Out on a Limb: Angela Stolfi ’96, ’97, ’06
Helping people is what Angela Stolfi ’96, ’97, ’06 was born to do. Nearly every member of her family worked in a helping profession. Her dad was a firefighter, one grandparent was a doctor and her mom was a nurse. Stolfi always knew she’d end up in a medical field, but wasn’t sure which one. During her junior year of high school she discovered the answer.
“I really found physical therapy by accident,” she said. “Instead of going to Latin class one day, the school let us attend a career fair. While I was there I met a physical therapist and I thought, ‘Wow, this is everything I want.’ After that day, there was nothing else I wanted to do.”
During her search for a college, the reputation of Scranton’s Physical Therapy (PT) department was a major draw. “I did apply to a number of other schools, but I knew from the moment I visited that Scranton was where I wanted to go,” Stolfi explained. “Scranton felt like home.”
At the time, the physical therapy program at Scranton offered a five-year, entry-level Master’s Degree in Physical Therapy (MPT). The program prepared Stolfi and other physical therapy students for their careers. Perhaps the faculty did even more.
“One of the things I appreciated was the support I received from my professors,” said Stolfi. “Dr. Renee Hakim, Dr. Barbara Wagner, Dr. John Sanko, Dr. Gary Mattingly, Dr. Ed Kosmahl – they were all so inspiring.”

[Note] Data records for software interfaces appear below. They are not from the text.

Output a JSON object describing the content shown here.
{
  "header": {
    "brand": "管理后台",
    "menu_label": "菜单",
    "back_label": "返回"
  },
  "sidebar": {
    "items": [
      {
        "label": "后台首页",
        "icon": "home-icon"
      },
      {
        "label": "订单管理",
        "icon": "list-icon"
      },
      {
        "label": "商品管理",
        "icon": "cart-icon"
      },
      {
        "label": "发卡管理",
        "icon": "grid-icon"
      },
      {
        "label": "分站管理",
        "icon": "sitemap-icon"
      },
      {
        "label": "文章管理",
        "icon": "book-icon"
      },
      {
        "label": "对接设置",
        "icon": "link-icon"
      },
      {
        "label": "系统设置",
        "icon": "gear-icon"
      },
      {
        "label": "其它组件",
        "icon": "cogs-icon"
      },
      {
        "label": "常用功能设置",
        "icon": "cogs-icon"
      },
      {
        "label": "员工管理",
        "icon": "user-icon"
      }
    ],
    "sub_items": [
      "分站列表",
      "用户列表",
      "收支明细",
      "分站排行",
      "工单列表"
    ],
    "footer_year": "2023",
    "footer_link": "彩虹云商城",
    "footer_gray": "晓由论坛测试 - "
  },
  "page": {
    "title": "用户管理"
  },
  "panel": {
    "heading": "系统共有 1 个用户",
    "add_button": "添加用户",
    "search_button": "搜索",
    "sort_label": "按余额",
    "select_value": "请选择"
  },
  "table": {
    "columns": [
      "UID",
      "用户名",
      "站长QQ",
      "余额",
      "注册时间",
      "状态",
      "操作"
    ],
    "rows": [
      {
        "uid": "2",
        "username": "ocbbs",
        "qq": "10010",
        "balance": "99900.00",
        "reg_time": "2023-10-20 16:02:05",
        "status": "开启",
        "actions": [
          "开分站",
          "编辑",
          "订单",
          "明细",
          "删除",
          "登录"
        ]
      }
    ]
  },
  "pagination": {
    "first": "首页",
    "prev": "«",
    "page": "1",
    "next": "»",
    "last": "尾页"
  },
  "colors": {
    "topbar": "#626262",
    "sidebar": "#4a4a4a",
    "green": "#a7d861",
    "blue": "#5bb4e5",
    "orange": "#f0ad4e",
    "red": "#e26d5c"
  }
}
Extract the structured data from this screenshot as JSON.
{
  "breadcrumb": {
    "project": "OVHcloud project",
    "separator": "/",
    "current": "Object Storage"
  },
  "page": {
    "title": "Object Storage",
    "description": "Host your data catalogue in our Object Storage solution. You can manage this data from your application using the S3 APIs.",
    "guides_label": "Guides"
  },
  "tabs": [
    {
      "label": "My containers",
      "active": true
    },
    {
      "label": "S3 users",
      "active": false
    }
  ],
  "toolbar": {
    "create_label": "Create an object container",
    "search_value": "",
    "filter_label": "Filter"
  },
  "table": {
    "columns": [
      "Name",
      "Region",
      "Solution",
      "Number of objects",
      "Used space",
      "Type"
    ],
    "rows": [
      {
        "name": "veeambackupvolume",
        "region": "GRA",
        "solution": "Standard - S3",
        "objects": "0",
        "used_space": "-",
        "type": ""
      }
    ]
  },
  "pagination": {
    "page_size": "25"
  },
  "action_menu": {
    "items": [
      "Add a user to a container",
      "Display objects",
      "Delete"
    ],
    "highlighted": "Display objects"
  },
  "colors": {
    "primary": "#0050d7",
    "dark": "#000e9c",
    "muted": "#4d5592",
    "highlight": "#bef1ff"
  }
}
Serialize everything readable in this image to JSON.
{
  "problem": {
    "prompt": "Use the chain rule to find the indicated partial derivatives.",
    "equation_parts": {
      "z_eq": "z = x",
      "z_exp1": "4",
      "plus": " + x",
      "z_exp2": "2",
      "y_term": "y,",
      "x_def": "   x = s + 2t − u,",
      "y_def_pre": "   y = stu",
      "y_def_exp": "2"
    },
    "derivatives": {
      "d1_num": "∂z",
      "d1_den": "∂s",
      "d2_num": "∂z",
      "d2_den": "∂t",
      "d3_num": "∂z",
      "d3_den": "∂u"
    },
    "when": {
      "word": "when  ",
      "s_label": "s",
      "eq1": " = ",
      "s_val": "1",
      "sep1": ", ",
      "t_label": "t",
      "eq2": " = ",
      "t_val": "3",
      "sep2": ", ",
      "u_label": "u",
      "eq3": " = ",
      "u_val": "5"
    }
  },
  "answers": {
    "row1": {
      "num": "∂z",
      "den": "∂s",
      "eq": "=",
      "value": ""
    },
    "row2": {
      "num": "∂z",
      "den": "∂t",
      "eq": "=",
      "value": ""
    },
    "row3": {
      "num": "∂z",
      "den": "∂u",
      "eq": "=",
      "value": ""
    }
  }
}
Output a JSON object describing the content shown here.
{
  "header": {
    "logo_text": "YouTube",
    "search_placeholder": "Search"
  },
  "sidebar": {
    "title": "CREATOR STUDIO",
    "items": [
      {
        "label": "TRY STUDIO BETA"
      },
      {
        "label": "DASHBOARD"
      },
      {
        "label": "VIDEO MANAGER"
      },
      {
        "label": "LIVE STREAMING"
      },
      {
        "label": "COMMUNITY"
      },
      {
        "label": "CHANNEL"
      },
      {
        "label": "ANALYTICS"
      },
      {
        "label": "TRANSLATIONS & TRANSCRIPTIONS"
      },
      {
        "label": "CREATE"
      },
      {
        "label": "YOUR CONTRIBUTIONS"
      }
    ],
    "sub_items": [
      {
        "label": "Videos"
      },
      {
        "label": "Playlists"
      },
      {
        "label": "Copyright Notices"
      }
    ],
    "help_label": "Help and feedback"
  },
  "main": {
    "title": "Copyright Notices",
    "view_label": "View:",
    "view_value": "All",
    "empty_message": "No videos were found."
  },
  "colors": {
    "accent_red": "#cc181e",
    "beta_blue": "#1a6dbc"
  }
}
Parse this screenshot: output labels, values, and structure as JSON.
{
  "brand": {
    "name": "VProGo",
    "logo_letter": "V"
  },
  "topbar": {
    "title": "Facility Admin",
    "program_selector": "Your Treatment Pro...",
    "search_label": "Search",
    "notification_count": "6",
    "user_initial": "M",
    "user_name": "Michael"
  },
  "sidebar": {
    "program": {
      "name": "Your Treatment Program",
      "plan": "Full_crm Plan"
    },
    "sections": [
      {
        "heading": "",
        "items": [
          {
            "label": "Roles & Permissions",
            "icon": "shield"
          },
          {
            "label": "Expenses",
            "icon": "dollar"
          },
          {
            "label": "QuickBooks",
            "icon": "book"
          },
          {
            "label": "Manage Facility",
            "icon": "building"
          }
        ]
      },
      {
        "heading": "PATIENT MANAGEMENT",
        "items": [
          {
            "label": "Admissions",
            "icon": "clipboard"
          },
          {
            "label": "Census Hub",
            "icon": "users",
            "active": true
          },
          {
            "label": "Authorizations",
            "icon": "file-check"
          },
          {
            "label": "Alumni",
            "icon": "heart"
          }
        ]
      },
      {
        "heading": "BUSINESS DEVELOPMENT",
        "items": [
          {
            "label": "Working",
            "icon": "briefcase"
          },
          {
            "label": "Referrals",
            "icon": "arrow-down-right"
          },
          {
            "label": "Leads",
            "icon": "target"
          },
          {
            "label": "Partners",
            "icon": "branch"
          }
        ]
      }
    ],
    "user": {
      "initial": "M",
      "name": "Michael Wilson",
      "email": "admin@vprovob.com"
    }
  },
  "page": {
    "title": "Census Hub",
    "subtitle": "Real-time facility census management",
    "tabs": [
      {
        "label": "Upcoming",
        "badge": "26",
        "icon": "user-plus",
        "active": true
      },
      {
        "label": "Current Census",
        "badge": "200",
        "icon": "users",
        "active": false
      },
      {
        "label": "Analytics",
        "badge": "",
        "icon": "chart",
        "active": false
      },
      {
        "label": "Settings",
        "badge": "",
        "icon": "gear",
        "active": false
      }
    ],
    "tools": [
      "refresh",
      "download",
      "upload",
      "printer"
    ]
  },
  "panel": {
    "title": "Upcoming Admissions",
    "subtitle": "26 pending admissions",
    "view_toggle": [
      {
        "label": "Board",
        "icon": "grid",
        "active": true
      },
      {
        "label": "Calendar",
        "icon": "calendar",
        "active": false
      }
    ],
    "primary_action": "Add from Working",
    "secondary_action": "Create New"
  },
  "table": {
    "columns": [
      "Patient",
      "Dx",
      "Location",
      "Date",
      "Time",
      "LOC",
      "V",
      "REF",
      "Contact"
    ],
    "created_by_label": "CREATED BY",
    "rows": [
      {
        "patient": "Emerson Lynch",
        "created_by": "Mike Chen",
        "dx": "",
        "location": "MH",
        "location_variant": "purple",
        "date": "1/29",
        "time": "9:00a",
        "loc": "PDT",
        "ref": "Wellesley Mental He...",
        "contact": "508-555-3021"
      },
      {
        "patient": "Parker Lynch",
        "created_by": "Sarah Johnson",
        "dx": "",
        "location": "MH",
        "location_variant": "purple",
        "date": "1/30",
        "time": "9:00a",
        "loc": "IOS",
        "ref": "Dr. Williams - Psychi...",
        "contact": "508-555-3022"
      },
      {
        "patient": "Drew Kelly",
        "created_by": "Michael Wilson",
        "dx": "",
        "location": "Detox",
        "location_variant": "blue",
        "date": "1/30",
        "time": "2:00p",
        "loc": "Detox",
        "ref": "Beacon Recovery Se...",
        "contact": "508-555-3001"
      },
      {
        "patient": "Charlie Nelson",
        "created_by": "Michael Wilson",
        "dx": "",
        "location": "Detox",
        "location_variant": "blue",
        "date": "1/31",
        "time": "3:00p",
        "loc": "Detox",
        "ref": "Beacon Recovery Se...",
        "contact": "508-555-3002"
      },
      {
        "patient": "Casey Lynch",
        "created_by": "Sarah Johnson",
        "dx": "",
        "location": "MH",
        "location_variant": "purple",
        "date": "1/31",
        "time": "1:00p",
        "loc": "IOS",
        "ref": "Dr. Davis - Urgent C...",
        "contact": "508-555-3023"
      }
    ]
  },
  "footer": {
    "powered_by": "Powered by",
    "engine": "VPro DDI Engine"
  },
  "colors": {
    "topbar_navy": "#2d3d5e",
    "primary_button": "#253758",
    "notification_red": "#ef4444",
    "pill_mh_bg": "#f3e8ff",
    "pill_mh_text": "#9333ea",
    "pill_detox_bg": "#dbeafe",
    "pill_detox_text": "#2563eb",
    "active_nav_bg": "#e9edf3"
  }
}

Today, Stolfi is the director of physical therapy at NYU Langone Medical Center’s Rusk Rehabilitation, which has been ranked a top 10 (nationally) rehabilitation program by U.S. News & World Report for 24 years. She manages a staff of more than 150 employees at four main sites and two satellite locations in Manhattan. Between the campus based and online programs, 15 of the physical therapists at Rusk are Scranton graduates.
Stolfi is also adjunct faculty for the PT department at Scranton, lecturing each fall on women’s health and teaching in the online transitional doctorate program.
“I love being in administration because I get the opportunity to work with so many talented professionals and also get to coordinate our student program. I look at students and remember sitting there, just as they are now. It’s fun to be connected to the classroom and go back to where you started. It provides moments of reflection about where you’ve been and what you’ve done.”
No moment in her career has provided more opportunity for reflection than the night Hurricane Sandy threatened not just her patients’ lives, but Stolfi’s own. “We were prepared for the hurricane to happen and I planned to stay. We had no idea that an evacuation would happen.”
What happened next was a purposeful and impassioned effort by Stolfi and the rest of the medical center team to ensure the safety of everyone in the facility. The challenge of evacuation took Stolfi back to her time at Scranton in many ways.
“I’ve always thought when you’re working with people you can teach them a technique or skill, but you can’t teach them team spirit or the willingness to be a part of something. I feel that at NYU, and I felt it at Scranton,” she said. “I made great friendships and connections in Scranton that I’ve maintained for almost 20 years.”